By Dave Rogers

For The Record

Commissioners looking to refill the coffers of Orange County’s rainy-day fund discussed better record keeping and collection efforts during a workshop session with department heads Tuesday.

“We’re not looking to levy new taxes, but just collect what we ought to be collecting,” County Judge Stephen Brint Carlton said.

But much of the 70-minute back-and-forth focused on the need to up the county’s economic development game.

New business and industry would bring new residents, new commerce and increased sales tax revenues and property values.

“We’ve got to grow the county. Economic development is our only option,” said John Gothia, Precinct 3 commissioner.

Barry Burton, Precinct 2 commissioner, reported that Jessica Hill, executive director of the Orange County Economic Development Corporation, had been approached in the last two months by businesses looking to spend $12 billion on 16 new projects.

But the commissioners agreed potential business investors are looking for the county’s cooperation.

“These companies come with their hand out,” Gothia said. “If you’re not willing to work with them for the long-term gain for us, then they’ll go somewhere else.”

Hill said the EDC’s annual 2017 budget was about $160,000. She said the City of Orange spends $1.4 million a year on its EDC and Port Arthur has budgeted $4 million.

“We need to be proactive, not reactive,” Jody Crump, Precinct 4 commissioner, said.

Carlton proposed that the county move $500,000 from its “legal fund” to economic development to be used “if the right project comes to Orange County.”

Gothia liked the idea.

“That $500,000 is short of what we need, but it’s a step in the right direction,” Gothia said.

Johnny Trahan, Precinct 1 commissioner, was, like Gothia, elected last year on a platform focusing on a greater emphasis on economic development for the county.

“Look at economic development as an investment with return vital to our growth and vital to our county,” Trahan said.

The county’s fund balance took a $3.2 million hit from a lawsuit judgment in January.
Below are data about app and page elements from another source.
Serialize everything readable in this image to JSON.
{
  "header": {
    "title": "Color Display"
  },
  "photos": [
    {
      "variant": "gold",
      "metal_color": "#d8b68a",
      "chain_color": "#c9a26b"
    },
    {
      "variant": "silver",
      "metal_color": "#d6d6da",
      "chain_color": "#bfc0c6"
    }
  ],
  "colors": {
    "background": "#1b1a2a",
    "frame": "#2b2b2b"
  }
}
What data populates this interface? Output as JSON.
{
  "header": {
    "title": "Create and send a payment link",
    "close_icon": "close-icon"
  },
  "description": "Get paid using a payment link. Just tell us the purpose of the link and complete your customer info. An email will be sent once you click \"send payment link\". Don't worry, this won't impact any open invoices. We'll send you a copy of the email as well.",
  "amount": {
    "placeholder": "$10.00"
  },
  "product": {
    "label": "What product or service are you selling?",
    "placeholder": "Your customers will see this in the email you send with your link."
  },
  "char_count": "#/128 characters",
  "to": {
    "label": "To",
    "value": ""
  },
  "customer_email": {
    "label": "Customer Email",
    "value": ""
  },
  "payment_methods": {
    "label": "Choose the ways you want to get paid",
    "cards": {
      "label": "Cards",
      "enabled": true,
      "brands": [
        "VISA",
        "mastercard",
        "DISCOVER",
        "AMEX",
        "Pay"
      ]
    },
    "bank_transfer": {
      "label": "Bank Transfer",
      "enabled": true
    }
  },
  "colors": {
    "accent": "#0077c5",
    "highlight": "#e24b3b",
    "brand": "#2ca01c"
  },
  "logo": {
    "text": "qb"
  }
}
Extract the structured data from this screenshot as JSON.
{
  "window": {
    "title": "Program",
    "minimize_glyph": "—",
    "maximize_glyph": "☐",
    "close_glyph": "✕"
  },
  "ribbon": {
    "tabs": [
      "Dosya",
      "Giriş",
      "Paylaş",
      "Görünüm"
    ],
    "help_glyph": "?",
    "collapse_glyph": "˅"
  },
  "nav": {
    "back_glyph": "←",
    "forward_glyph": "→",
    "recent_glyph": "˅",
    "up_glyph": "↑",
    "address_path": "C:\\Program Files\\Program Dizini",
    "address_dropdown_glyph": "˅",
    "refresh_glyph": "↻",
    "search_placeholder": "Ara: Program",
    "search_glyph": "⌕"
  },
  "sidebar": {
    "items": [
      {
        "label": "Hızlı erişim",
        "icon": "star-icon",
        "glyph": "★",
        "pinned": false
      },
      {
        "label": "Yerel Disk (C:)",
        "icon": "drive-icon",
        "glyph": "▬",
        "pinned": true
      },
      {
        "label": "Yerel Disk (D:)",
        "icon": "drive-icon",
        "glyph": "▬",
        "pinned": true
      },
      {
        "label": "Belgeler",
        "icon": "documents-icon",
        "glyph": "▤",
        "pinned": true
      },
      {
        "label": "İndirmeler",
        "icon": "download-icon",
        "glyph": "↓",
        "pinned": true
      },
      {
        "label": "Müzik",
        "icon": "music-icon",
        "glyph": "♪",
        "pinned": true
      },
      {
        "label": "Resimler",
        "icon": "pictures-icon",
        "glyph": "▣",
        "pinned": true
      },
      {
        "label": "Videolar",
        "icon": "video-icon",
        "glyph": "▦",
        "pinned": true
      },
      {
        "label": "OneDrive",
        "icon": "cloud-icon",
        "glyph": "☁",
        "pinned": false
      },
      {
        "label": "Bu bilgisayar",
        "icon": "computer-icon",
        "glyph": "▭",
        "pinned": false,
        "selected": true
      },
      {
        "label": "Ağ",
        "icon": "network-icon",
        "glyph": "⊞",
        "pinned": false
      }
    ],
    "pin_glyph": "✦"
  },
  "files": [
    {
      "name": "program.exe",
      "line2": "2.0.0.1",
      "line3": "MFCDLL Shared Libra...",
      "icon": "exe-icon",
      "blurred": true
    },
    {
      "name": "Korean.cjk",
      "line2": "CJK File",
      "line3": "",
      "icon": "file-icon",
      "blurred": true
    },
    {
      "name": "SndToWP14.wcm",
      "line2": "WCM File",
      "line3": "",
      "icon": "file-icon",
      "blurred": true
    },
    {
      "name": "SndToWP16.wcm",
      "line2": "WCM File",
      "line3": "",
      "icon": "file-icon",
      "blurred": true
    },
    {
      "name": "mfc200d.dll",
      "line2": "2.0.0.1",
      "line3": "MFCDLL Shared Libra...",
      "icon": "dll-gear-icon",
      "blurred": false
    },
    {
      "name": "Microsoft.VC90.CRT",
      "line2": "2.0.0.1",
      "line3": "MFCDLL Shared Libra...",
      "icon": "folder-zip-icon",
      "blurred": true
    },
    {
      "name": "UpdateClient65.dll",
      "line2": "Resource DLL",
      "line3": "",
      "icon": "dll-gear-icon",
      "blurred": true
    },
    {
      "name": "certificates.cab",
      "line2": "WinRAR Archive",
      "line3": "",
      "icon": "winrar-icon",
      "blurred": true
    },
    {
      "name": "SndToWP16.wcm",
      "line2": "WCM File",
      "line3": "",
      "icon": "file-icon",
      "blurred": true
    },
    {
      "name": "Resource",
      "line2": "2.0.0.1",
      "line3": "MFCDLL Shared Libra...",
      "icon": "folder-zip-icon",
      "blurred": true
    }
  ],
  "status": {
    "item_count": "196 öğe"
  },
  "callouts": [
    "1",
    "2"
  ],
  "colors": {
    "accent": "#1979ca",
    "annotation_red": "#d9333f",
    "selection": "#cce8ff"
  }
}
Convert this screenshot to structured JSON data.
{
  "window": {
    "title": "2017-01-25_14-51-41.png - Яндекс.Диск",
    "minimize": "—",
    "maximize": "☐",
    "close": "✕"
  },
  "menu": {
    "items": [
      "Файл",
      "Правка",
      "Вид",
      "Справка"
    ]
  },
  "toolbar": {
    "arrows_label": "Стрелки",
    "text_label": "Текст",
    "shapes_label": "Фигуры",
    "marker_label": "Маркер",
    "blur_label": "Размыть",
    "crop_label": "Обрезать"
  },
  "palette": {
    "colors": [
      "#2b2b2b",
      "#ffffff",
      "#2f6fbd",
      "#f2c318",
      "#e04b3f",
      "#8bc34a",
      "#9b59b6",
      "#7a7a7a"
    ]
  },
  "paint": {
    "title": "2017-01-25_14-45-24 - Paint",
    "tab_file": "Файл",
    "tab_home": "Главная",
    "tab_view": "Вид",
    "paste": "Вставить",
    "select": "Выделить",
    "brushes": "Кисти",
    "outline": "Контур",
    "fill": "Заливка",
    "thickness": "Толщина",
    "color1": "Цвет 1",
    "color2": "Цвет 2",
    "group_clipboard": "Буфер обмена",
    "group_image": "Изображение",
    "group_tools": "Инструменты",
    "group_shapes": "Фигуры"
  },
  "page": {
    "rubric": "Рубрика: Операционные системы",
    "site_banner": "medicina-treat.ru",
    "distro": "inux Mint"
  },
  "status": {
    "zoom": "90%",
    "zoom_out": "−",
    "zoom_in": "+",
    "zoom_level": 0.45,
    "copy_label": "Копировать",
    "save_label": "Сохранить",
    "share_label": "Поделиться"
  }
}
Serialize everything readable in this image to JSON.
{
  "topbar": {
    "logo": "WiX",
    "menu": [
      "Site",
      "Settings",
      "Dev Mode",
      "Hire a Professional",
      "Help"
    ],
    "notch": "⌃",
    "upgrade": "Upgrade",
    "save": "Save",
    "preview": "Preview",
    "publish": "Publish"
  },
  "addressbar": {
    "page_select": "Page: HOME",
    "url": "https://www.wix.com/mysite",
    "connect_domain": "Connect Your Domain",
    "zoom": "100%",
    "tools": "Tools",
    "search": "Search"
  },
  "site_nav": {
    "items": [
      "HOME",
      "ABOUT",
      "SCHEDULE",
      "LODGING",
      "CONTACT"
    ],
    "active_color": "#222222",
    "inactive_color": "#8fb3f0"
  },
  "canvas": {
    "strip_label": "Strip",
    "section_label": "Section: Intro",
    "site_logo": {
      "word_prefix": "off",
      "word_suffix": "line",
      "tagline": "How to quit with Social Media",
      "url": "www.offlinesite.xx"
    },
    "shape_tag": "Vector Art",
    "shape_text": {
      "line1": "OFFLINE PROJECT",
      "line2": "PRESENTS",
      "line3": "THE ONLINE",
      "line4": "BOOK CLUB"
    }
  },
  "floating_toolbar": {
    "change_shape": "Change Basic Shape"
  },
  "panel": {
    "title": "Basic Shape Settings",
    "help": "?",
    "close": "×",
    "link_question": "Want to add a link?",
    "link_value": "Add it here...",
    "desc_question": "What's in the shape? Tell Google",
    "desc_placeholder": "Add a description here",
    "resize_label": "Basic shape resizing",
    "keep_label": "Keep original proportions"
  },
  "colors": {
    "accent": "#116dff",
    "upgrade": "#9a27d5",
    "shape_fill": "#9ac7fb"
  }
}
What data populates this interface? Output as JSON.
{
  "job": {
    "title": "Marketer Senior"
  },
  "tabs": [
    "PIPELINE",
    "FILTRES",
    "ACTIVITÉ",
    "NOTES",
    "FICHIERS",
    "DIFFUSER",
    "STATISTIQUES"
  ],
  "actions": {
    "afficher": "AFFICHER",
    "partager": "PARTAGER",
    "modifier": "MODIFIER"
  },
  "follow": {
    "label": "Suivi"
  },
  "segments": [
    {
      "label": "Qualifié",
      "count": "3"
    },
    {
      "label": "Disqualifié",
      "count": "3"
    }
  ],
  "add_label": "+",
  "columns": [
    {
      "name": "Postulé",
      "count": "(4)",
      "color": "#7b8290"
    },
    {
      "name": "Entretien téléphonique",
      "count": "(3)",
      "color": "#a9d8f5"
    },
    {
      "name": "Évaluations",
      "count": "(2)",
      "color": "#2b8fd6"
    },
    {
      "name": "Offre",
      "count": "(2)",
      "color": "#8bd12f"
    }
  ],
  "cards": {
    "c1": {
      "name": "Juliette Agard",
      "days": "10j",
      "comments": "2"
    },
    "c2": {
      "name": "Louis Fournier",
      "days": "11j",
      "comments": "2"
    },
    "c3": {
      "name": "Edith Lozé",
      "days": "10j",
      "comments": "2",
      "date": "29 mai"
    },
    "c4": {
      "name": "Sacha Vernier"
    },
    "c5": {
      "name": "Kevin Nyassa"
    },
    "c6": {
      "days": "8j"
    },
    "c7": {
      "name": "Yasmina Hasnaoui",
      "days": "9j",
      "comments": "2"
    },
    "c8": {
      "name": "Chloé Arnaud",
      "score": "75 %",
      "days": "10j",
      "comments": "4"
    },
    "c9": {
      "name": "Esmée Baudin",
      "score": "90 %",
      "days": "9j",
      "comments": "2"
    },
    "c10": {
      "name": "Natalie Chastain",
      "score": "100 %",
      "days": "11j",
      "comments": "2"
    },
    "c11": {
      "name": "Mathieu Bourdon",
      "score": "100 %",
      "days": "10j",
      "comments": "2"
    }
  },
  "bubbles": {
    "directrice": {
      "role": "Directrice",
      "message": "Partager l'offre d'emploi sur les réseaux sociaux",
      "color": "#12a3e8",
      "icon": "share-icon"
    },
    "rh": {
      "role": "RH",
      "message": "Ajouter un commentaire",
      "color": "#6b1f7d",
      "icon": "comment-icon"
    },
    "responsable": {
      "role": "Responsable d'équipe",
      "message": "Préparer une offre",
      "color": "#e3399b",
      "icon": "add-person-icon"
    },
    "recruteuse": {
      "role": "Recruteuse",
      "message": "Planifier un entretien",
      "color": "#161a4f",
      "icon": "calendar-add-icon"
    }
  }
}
Tuesday’s was the second brainstorming session commissioners held in the last seven days.

Among ideas discussed were making sure that fees for county services were in line with similar counties in the state, examining the appraisal district records to make sure they’re accurate and to do a better job of collecting delinquent taxes.

Burton said the county was owed between $4 million and $6 million in back taxes.

Carlton said the county charged its cities $54 a night to hold its prisoners in the county jail while it cost the county an average of $85 per prisoner.

“Jail is one of the services we don’t charge enough for,” Carlton said.

Other ideas included improving the county’s ability to locate, apply for and administer public and private grants; and to review the county’s policy on property tax deferrals.